It was a match made, if not in heaven, then under the hills west of Kutztown.
“Crystal” meets Crystal Cave.
Performers from Cirque du Soleil’s “Crystal,” June 26-30, PPL Center, Allentown, visited Crystal Cave, Richmond Township, Berks County, June 25.
They performed acrobatic moves seen in the show that’s making its Lehigh Valley debut.
Leon Fagbemi of London lifts his Cirque du Soleil “Crystal” partner Amber Van Nijk of Belgium high above his head as she balances on his hands outside the entrance to Crystal Cave.
They call him The Breeze and for Lehigh Valley native Chris Barczynski, his latest project is living up to its name.

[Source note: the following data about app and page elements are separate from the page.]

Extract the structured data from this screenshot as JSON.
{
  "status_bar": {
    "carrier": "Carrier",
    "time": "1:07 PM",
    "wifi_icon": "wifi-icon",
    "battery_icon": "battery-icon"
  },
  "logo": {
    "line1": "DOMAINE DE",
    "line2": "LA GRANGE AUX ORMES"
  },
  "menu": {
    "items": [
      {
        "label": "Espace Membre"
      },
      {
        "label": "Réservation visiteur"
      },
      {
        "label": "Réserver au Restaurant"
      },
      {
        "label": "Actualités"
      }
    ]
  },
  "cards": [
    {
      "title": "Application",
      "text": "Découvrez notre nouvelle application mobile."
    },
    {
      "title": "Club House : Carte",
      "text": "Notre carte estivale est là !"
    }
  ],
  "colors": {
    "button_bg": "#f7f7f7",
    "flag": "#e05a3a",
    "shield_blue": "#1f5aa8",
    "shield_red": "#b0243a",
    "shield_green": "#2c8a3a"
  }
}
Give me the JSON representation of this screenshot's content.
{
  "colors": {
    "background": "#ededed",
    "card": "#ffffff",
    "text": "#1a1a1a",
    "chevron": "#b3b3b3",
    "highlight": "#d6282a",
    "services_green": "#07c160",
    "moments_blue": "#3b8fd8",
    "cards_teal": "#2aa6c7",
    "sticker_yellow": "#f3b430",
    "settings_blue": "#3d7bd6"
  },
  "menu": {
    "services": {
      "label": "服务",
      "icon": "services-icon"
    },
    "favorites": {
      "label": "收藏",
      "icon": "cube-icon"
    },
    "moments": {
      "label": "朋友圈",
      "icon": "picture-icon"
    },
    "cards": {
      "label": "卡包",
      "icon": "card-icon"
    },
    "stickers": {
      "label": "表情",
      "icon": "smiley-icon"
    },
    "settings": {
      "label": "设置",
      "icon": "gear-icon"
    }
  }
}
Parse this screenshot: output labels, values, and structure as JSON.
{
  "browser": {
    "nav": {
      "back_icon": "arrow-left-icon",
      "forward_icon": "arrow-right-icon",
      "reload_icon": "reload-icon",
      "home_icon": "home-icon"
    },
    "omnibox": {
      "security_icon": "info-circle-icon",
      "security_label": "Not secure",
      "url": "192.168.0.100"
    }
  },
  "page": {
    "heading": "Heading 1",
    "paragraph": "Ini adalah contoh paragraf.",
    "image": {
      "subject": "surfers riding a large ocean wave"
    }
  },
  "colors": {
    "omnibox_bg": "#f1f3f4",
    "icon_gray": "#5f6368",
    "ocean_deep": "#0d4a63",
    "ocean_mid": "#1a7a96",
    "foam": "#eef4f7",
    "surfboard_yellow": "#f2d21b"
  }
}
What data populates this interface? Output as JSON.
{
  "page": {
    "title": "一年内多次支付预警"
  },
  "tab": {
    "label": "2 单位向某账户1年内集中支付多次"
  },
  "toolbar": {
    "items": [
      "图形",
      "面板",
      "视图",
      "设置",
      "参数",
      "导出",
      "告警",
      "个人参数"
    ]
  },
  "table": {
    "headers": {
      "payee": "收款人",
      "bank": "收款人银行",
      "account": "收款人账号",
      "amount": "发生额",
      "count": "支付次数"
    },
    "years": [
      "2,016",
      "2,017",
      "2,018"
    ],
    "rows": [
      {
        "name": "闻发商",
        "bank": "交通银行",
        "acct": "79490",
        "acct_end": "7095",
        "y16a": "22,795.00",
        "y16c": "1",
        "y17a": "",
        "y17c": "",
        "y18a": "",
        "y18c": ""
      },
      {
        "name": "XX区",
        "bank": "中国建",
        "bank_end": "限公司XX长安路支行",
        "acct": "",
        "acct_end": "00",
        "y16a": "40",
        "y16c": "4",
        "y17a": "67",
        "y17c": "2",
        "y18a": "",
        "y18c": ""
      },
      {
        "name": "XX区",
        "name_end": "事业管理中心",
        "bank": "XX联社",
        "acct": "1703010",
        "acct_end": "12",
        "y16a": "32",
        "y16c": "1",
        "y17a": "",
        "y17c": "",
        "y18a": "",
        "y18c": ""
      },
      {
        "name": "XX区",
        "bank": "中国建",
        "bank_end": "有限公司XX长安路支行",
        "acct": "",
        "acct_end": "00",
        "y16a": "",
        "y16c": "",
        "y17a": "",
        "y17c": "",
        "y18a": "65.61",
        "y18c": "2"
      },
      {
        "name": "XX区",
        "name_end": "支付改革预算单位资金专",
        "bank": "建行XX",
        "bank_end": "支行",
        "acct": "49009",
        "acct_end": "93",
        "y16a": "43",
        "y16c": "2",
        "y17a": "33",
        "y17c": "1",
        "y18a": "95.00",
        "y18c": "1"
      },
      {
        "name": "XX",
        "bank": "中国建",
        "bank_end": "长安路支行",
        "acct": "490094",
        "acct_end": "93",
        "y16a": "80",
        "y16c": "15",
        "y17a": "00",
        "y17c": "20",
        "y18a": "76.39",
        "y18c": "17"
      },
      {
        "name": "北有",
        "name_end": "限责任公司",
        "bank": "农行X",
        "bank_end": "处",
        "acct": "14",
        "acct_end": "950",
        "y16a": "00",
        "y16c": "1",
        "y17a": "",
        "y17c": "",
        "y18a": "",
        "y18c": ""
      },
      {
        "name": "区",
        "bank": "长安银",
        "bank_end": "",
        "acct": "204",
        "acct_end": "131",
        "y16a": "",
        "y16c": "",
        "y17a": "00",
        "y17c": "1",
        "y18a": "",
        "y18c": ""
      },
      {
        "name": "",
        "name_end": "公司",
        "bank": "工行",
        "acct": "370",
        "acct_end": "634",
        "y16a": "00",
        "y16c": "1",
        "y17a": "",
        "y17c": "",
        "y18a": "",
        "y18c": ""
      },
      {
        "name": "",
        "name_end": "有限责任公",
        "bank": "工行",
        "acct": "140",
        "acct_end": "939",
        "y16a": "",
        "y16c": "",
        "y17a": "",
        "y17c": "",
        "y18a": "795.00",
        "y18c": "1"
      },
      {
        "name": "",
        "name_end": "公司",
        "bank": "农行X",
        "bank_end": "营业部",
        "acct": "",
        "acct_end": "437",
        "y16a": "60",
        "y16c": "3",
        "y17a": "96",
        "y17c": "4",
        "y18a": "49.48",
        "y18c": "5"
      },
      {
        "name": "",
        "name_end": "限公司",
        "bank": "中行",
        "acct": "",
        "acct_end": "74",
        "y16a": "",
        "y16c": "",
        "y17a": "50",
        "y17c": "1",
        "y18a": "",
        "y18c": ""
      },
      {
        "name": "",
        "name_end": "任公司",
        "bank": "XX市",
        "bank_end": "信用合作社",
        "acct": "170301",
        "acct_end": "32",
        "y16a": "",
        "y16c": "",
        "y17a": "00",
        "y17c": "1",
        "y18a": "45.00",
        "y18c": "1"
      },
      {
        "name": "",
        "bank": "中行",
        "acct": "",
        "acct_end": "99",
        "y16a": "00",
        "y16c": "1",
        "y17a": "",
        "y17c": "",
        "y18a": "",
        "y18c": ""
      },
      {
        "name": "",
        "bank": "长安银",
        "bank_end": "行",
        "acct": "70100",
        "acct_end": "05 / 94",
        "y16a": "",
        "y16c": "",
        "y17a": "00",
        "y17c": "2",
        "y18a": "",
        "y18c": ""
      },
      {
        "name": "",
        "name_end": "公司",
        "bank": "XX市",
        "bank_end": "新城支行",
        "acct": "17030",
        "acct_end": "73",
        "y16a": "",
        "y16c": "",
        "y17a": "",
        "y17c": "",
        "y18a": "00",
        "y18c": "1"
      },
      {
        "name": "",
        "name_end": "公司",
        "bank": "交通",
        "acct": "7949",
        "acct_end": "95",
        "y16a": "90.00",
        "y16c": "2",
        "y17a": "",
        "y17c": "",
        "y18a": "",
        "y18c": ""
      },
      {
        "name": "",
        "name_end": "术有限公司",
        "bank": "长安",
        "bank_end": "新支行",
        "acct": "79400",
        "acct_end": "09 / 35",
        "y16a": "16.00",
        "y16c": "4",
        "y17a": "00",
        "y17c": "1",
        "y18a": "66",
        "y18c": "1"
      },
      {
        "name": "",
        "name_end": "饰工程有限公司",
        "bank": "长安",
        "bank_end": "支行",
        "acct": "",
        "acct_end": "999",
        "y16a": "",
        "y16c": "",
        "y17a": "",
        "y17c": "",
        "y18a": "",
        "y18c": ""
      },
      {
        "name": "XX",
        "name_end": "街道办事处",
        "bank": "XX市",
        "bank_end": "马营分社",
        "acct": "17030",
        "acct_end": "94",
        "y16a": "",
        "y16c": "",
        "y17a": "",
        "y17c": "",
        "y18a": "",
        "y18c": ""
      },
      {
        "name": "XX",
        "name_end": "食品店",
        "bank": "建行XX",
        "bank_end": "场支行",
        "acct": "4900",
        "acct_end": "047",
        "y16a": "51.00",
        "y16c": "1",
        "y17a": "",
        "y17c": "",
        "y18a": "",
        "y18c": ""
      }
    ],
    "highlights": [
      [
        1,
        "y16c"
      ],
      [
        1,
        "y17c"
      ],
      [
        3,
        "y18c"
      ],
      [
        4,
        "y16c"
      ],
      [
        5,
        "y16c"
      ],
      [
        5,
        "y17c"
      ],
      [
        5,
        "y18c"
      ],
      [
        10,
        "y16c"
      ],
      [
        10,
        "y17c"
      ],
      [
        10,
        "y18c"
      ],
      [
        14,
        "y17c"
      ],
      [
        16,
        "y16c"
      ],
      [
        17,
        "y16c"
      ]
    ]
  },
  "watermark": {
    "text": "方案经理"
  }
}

“I’m celebrating 25 years as a professional musician,” says Barczynski.
“And I’ve done some amazing things in those 25 years. But this is the best thing that I’ve been a part of. I can’t wait for people to hear it.”
His latest rock group, Shepard The Breeze, performs, 9 p.m. June 21, The Gin Mill, Northampton.
“Summer Soltice III,” 4 p.m.-11 p.m. June 22, brings six bands to the Alternative Gallery, 707 N. Fourth St., Allentown, including Ronnie Rock and The Trendsetters, The Ultra Kings, Scotty and The Slammers, The Fux, Big Handsome, and The Purrverts.
The event is well-timed and named, happening one day after the Summer Soltice, officially, 11:54 a.m. June 21.
Based on previous “Summer Soltice” events held in the first-floor concert venue at the former cigar factory near Fourth and Tilghman streets, Allentown, the concert should be fun and then some.
The concept for “The Secret Life of Pets” was brilliant: What do pets do when their owners are away? It being an animated feature movie, we learned and heard what pets thought and said.
“The Secret Life of Pets 2” gets the pets out of the house to some good and not so good effect.
The Pennsylvania Shakespeare Festival production of “Crazy for You” is crazy good on multiple levels.
Singing, dancing, choreography, music, acting, set design and costuming are beyond superlatives. PSF’s “Crazy for You” will captivate and transport you to Broadway’s Golden Age of all-singing, all-dancing, all-fun musicals.
The Muhlenberg Summer Music Theatre (MSMT) production of “Bring It On” lives up to its title.
The adage about an actor being a triple-threat (acting, singing, dancing) in theater is taken one step further to become a quadruple-threat with the addition of cheerleading (including backflips, front-flips, lifts and drops that one would see at high school and college sports contests) in “Bring It On,” through June 30, Paul C. Empie Theatre, Dexter F. & Dorothy H. Baker Center for the Arts, Muhlenberg College, Allentown. The June 15 performance was seen for this review.
“Rocketman” is a movie that wants to become a musical.
I predict “Rocketman” the movie will be transformed into a hugely successful, Tony Award-winning Broadway musical, following the conclusion of Sir Elton John’s farewell tour.
It’s a change of pace for Crowded Kitchen Players (CKP) and a return to the Lehigh Valley troupe’s comedy roots.
“I knew I wanted to do a comedy because we did a show about rape, PTSD and child sexual abuse,” says Ara Barlieb, CKP cofounder and writer of “Topsy Turvy,” in its world premiere, continuing at 8 p.m. June 14, 15 and 2 p.m. June 16, Charles A. Brown IceHouse, 56 River St., Bethlehem.
CKP’s most recent plays were “A Softening of Her Eyes,” which dealt with the topics of rape and PTSD, and “Unspeakable,” which dealt with child sexual abuse.
The 2019 season is the 39th step for Charles Richter on his way to the 40th anniversay of Muhlenberg Summer Music Theatre (MSMT), which he cofounded.
“They’re already planning the 40th celebration,” says Richter, Professor of Theatre Arts, Muhlenberg College, where he has been teaching for 41 years, with 25 years as chair of the college’s Department of Theatre and Dance.
When asked about retirement, Richter, who will be 68 on June 16, quips, “I’m not thinking that far ahead.”
What Richter is thinking about is the 2019 season:
Disney’s live-action remake of its animation feature film, “Aladdin,” is good, but not as great as the original. How could it be? As legendary animator Chuck Jones said of the raison d’être for animation: “You couldn’t put Charlie Chaplin in a milk bottle.” When it comes to the Genie in the lamp, to quote Shakespeare’s “Hamlet,” “Ay, there’s the rub.”